We recommend to our clients that if they are still unable to work, they have been off for more than a year, and they are no longer receiving temporary disability (the benefit workers' compensation pays you while off work), then apply for State Disability Insurance (SDI) and Social Security Disability Insurance (SSDI).
If a workers' compensation case ends up causing disability that prevents a person from returning to the job market, then Social Security Disability Insurance should be a consideration especially if the injured worker is over 50 years old. Often times age plus the disability will cause a person to not be able to return to the job market.
How Does Permanent Disabiltity Can Overlap Social Security Disability?

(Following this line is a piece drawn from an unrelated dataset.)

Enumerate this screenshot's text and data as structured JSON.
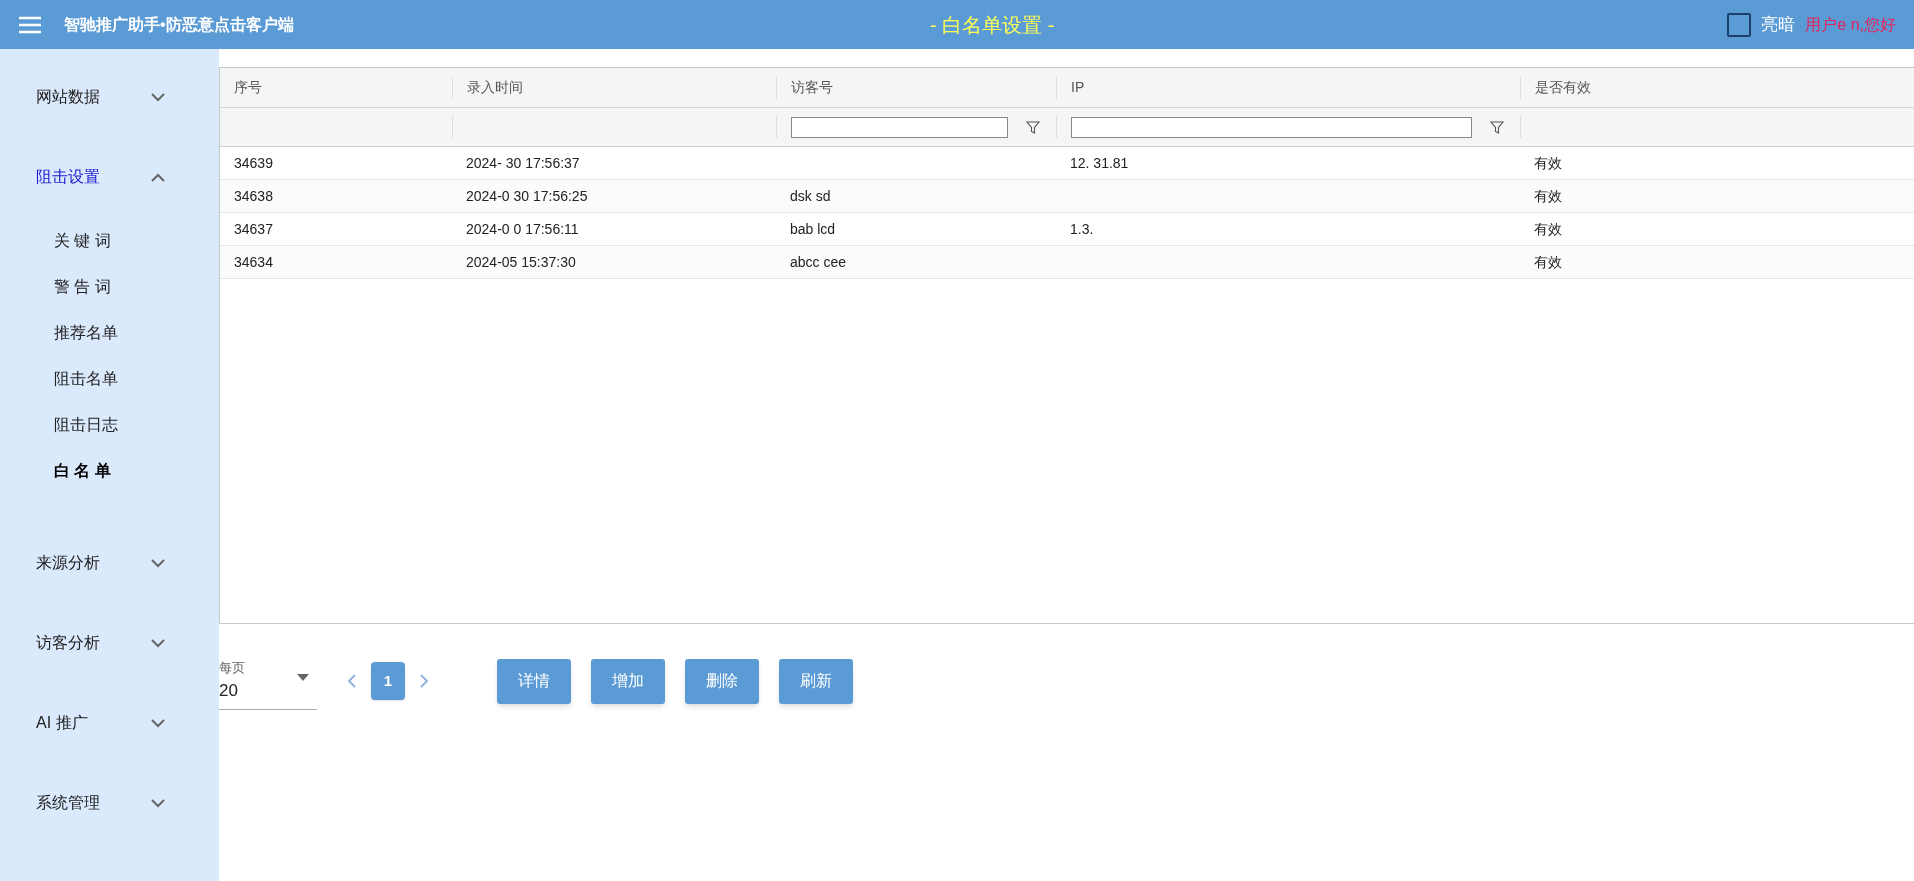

If you are getting permanent disability from the workers' compensation insurance company and end up getting Social Security Disability Insurance benefits from Social Security, then there can be credits created between the two. Social Security may attempt to claim a credit for benefits.

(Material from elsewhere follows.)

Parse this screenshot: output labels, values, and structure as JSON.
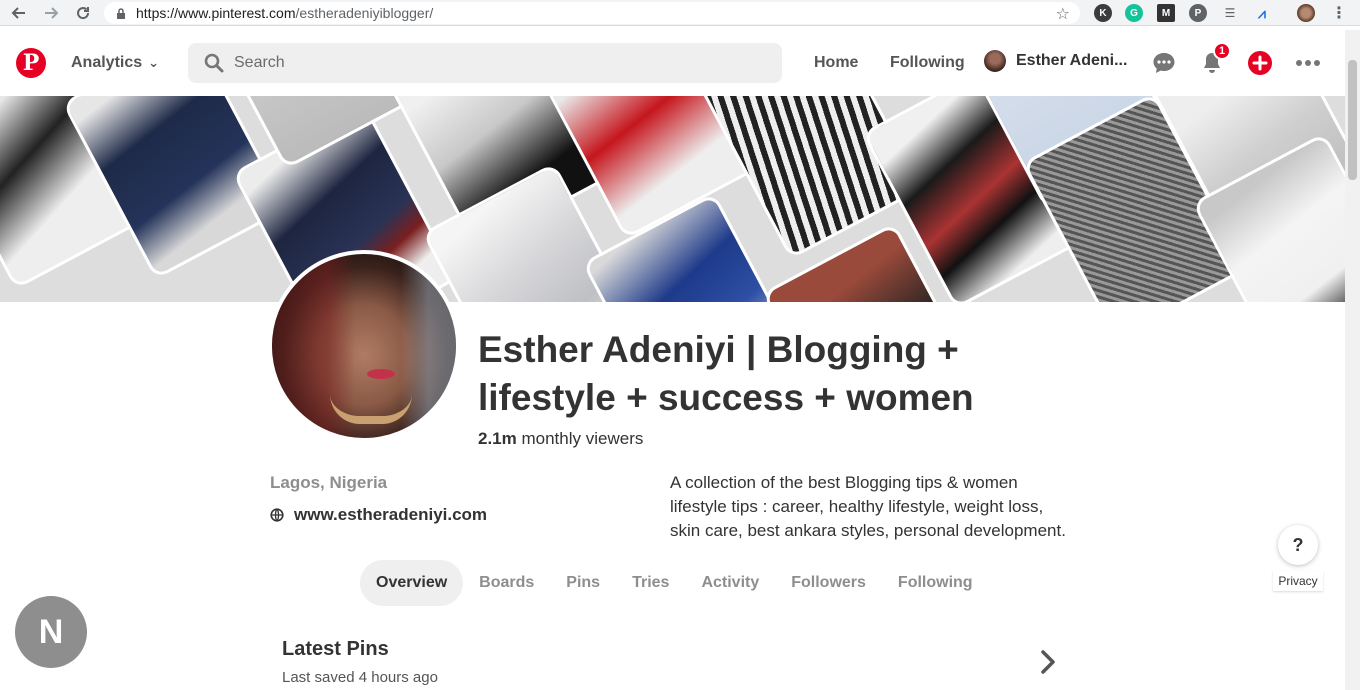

How Does A Lump Sum (Compromise and Release) affect Social Security Disability?
If a workers' compensation case is settled and a person receives a lump sum settlement (Compromise and Release) and Social Security Disability Insurance is a possibility or the injured worker is on Social Security Disability Insurance, then a Social Security Addendum (sometimes called a Hartman Formula) should be prepared to demonstrate what parts of the settlement are allocated to permanent disability. Once that allocation is demonstrated, then that permanent disability should be spread the injured workers' life to reduce the potential credits that the Social Security Administration may take based on a lump sum recovery in workers' compensation.
How Does A Lump Sum (Compromise and Release) affect Medicare?
If you are on Social Security Disability and/or you are a Medicare beneficiary, then a Medicare Set-Aside Trust (MSA) would be required before you settle your case by Compromise and Release. The workers' compensation insurance company would obtain a MSA from a company who prepares them. Then that MSA would need to be submitted to CMS (the third-party agency that Medicare uses to address these issues). The MSA company would need all medical records from your workers' compensation case in the last two years, a prescription list from all pharmacies for the last two years, and a Social Security Administration release.
Subsequent Injuries Benefit Trust FundIf you have had a workers' compensation injury that has rendered you unable to work permanently, especially if you are now eligible for Social Security Disability after your work injury, you may have a Subsequent Injuries Benefit Trust Fund (SIBTF) claim.
ConclusionIf you are applying for Social Security Disability, settling your case by Compromise and Release, and/or on Medicare and you don't have an attorney, then we recommend you contact an attorney that specializes in workers' compensation. If you don't have an attorney, contact us.